Boris Becker: Bunker 1984–89

Cat. Die Photographische Sammlung/SK Stiftung Kultur, Cologne; Saarlandmuseum – Moderne Galerie, Stiftung Saarländischer Kulturbesitz, Saarbrücken

Texts (German/English/French) by Roland Augustin, Marcel Beyer, Gabriele Conrath-Scholl
352 p with 850 plates in Duotone and 45 coloured illustrations
275 x 225 mm, hardcover

ISBN 978-3-86442-289-8

148,00 €

700 Bunkers in more than 40 West German Cities

As both an artist’s book and an archive book, this publication also introduces an important and poignant theme of German history. On show are the most diverse types of bunkers, built in particular during World War II between 1940 and 1944, ­looked at in the period between 1984 and 1989 by artist and photographer Boris Becker. When he began his documentary project, the Cold War period was almost over, and the concrete buildings were no longer needed for civil defense purposes. Even more so than in the past, they appeared like outlandish and seemingly uncanny monsters within the cityscapes. Their function seemed out of date, and no rational-minded person wanted anything to do with the murderous ideology that had brought these buildings to light. »Nie wieder Krieg!« (no more war!), those are the words of a graffiti on one of the bunkers taken by Boris Becker. When ­looking at his factually registering photographic ­documents, we not only encounter unusually ­monstrous concrete buildings, but this specific topic also informs us about the extent of these ­construction activities during World War II. Boris Becker has photographed around 700 ­bunkers in more than 40 West German cities. Boris ­Becker based the series of works of the ­overground bunkers, so-called Hochbunker, on a ­method similar to the conceptual approach by artist couple Bernd and Hilla Becher. The comparability of the images is just as intentional as a neutral perspective and a detailed and authentic-adequate ­representation of the building. The volume at hand allows an ­exemplary look at a theme that was worked out in the circle of the so-called Becher School and for Boris Becker represented a significant starting point for his further work with the medium of photog­raphy.

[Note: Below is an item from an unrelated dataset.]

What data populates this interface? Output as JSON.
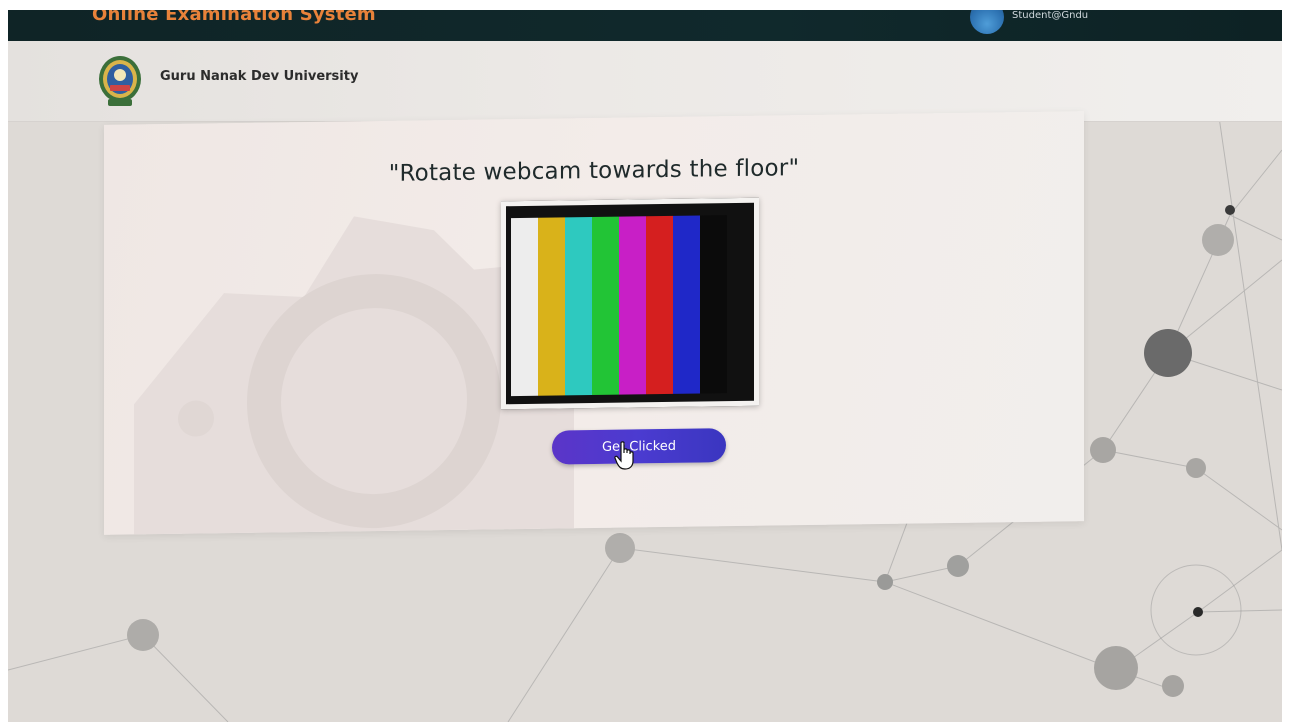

He has since focused on architecture, landscape, objects and still lifes as subjects of his attention, as well as the complex question of the reality beyond what is visually ­perceptible.

Die Photographische Sammlung/ SK Stiftung Kultur, Köln, and Saarlandmuseum – Moderne Galerie, Saarbrücken, 6/9/2019 – 9/2/2020